The Goodman theatre is an artistic institution dedicated to the art of theatre, while touching on contemporary world issue.
The programming is culturally round and features a diverse mix of musical theatre, classic and modern plays and international collaborations. While “horror” may not be the first word that comes to mind when envisioning a night out at Chicago’s flagship theatre, the latest dark comedy, “Feathers & Teeth,” has provided just that.
Set in the 1970s, “Feathers and Teeth” playwright Charise Castro Smith integrates fear with comedy, family turmoil and psychological drama. She brilliantly refers to her work as a “thrilledy,” which is a portmanteau of “thriller” and “comedy.” Directed by Henry Godinez, The play opens up to feature a distraught 13-year-old named Chris (played by Olivia Cygan, a Northwestern University student) who has been facing the death of her mother, Ellie (played by Ali Burch) and struggles with accepting her new family dynamic due to her father Arthur’s (played by Eric Slater) new, uncool girlfriend, Carol (played by Christina Hall).
A blood-thirsty monster in a cooking pot seems to be the main driving force behind the madness facing Chris and the rest of the characters. The monster felt as a representation of the pain Chris has felt and the buildup of uncertainty toward Carol. As she begins to grow her hatred for future stepmother Carol, Carol continuously pushes Chris to her limits in an attempt to want to please her stepdaughter.
Not only was the transition of Carol from Arthur's girlfriend to future wife extremely quick, but the sense that something was off seemed to grow. Arthur seems to be uninterested with Chris’s extreme discomfort and hatred towards Carol, who Chris believes is using her father for the wrong reasons. As Chris begins to act out in strange ways that 13-year-old girls would not normally act, Arthur becomes increasingly dumbfounded and uninterested in his daughter’s well-being and even threatens to send her away so he and Carol can live in peace.
The beast continues to be buried outside by most of the characters, and we continuously see Chris digging it out of the backyard and bringing it inside the house to scare Carol. The neighbor boy Hugo (played by Jordan Brodess) comes inside the house and becomes interested in the monster, who begins to make its way throughout the house, causing terrible endings for some of the characters.
Interestingly, we are able to see Chris’s late mother, Ellie, only through Chris’s mind.
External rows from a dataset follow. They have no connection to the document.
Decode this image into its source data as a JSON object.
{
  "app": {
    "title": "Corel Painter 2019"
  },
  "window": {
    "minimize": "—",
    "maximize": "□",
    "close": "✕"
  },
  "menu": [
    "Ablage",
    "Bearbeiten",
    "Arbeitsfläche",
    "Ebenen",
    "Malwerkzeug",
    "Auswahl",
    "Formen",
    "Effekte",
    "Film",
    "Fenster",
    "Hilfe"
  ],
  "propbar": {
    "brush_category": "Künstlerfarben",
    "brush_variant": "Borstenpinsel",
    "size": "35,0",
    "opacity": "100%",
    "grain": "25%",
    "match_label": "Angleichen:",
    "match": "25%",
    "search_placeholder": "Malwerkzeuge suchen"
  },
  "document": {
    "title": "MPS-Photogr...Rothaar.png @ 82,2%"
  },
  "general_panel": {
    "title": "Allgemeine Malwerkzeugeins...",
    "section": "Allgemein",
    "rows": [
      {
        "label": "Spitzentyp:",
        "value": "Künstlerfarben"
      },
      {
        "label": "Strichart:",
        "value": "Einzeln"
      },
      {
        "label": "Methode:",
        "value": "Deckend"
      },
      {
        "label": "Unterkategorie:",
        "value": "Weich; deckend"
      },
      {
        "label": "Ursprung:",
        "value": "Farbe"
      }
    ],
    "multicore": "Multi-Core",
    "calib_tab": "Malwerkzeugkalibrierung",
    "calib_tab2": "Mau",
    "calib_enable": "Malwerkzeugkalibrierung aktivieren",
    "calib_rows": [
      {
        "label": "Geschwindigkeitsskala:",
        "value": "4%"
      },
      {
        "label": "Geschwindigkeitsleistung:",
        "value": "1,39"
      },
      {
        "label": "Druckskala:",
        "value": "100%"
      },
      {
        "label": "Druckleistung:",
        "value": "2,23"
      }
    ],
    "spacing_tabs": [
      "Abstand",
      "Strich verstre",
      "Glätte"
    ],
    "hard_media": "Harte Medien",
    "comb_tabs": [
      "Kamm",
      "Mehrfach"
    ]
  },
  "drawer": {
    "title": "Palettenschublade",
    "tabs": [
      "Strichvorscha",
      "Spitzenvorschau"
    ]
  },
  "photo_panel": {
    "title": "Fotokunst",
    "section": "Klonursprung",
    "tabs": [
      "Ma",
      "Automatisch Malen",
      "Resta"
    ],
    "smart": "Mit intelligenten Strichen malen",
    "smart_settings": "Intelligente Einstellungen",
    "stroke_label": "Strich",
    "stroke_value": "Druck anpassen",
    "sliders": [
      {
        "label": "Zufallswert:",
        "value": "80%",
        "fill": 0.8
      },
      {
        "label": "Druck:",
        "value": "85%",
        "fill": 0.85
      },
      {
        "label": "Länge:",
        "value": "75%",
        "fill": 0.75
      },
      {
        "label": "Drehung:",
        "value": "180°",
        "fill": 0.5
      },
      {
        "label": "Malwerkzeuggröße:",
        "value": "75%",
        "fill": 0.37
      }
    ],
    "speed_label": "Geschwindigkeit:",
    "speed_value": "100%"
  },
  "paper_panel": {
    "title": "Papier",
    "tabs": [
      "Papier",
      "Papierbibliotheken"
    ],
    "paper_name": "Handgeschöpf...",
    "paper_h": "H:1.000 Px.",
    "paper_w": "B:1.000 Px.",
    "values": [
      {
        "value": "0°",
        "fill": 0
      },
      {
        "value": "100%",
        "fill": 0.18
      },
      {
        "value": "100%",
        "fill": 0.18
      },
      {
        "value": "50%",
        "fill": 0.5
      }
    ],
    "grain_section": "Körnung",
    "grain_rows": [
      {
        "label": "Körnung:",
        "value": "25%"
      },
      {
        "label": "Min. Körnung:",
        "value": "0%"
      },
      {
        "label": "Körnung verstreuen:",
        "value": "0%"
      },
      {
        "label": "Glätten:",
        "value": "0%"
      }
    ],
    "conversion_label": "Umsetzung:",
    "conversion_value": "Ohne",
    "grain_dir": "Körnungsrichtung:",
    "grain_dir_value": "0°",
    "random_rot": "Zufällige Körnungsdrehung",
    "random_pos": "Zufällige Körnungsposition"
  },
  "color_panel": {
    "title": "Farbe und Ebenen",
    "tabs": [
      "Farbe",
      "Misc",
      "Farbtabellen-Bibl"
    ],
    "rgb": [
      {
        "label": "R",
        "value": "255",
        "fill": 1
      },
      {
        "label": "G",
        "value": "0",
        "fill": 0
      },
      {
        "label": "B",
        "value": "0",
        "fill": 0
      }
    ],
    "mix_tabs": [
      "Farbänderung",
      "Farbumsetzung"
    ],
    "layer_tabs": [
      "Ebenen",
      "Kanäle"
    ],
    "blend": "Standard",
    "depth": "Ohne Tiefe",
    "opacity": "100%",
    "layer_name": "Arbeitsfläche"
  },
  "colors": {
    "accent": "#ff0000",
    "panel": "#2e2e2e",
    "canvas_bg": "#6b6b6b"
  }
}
The stage did an excellent job portraying Ellie as a ghost shadow in the kitchen window, when near the end of the play, the shadow is flailing her arms and is downright frightened for her daughter, as Carol is attempting to kill her, just as she seemingly killed Ellie, who was a free-spirited, loving individual before cancer took her life.
We later learn that Carol was the nurse in which Chris’s mother Ellie had been taken care of by when she was bedridden in their house. After learning this, Chris begins putting the pieces together slowly and is completely convinced that Carol murdered Ellie in order to get to Arthur and take over Ellie’s life. Once the idea that Chris is all-knowing about Carol being an evil force and not human, we see Carol begin to panic in a small way. As Chris ties up Carol in a chair to murder her with a knife, just as Carol murdered Ellie, Carol begins to convince Chris that she really did not murder her mother and Chris starts to believe her. In the meantime, we see the shadow of Ellie pounding and screaming silently through the kitchen window for Chris to watch out for the monster that lies inside Carol.
As I entered the Owen Theatre, located inside the Goodman, I had little to no idea as to where the play would take us. I credit this as one of the most enjoyable aspects of “Feathers and Teeth.” This play provided nothing but staggered emotions and pleasing surprises. Another enjoyable aspect was the use of a foley artist, Carolyn Hoerdemann, who was visible in the upper corner of the theatre. She was just as into the horror aspect of the 70s era as the cast on stage was.
Through Oct. 18, audiences can head to the Goodman Theatre on Dearborn Street for the rare, fresh showing of “Feathers and Teeth.”
Contact Emily Doherty at firstname.lastname@example.org.